Over the next two days Kyle and Keys sampled around the Erebus cone and the Side Crater, south of the camp. Surprisingly large amounts of salt were discovered as well as recently ejected volcanic material. The last circuit of the crater rim, before the helicopter arrived on the 6th, gave the best look at the region of incandescent areas in the inner crater. At least nine incandescent areas were observed. Three of these were lakes of molten lava, up to 10 - 15 m in diameter, and the central one was observed to eject lava at one stage. By 9 p.m. on the 6th the whole party was back at Scott Base.

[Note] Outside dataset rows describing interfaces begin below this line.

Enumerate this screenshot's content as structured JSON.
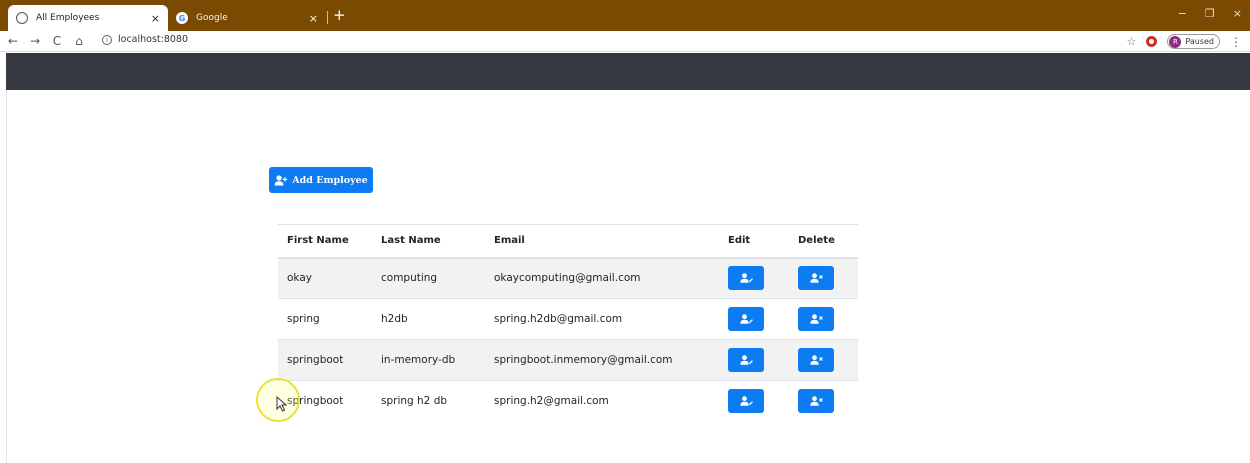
{
  "browser": {
    "tabs": [
      {
        "title": "All Employees",
        "close": "×"
      },
      {
        "title": "Google",
        "close": "×"
      }
    ],
    "new_tab": "+",
    "window_controls": [
      "−",
      "❐",
      "×"
    ],
    "nav": {
      "back": "←",
      "forward": "→",
      "reload": "C",
      "home": "⌂"
    },
    "url": "localhost:8080",
    "profile_initial": "R",
    "profile_status": "Paused"
  },
  "page": {
    "add_button_label": "Add Employee",
    "accent_color": "#0d7bf2",
    "navbar_color": "#343a40",
    "table": {
      "headers": [
        "First Name",
        "Last Name",
        "Email",
        "Edit",
        "Delete"
      ],
      "rows": [
        {
          "first": "okay",
          "last": "computing",
          "email": "okaycomputing@gmail.com"
        },
        {
          "first": "spring",
          "last": "h2db",
          "email": "spring.h2db@gmail.com"
        },
        {
          "first": "springboot",
          "last": "in-memory-db",
          "email": "springboot.inmemory@gmail.com"
        },
        {
          "first": "springboot",
          "last": "spring h2 db",
          "email": "spring.h2@gmail.com"
        }
      ],
      "edit_icon": "user-edit-icon",
      "delete_icon": "user-times-icon"
    }
  }
}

The height of Mt. Erebus and the camp are both uncertain. Helicopter altimeters, zeroed from sea level pressure, gave the altitude of the camp as 3800 m (12,470 ft.), and that of the summit as 4020 m (13,200 ft.). This latter height agrees with the height given for Erebus on the map N.Z.M.S. 166 Sheet ST 58-61/5. However the USGS map of Ross Island ST 57-60/6 gives the height of the summit as 3794 m (12,450 ft.). This is the generally accepted altitude.

It was found that the altitude had a severe effect for at least four days until acclimatisation had progressed far enough for headaches, loss of appetite, dizzy spells etc. to lessen, Kyle reported severe altitude effects in last year's report (Askin et al., 1972), but did not spend as much time in the summit area as did this year's party, Lowe had had altitude trouble before his sickness which caused him to be flown down to sea level, and Giggenbach ate no solid food for the two weeks he was on the mountain. Lyon suffered from morning and evening headaches for the whole period, Shorland, Kyle and Keys had fewer troubles, having had a longer time in Antarctica to get fit. The latter had the least trouble since he had spent the previous five weeks walking considerable distances in the Dry Valleys, However he missed out on almost all the heavy work of ferrying gear to the winching site, and this work possibly had a detrimental effect on the other five.

Generally five hours' work at that altitude was found to be enough for a day, although this time was extended later in the fortnight.

Askin, R.A., Barrett, P.J., Kyle, P., and Laird, M. (1972), Immediate Report of Victoria University of Wellington Antarctic Expedition 1971-72, Wellington, N.Z. 37 pp.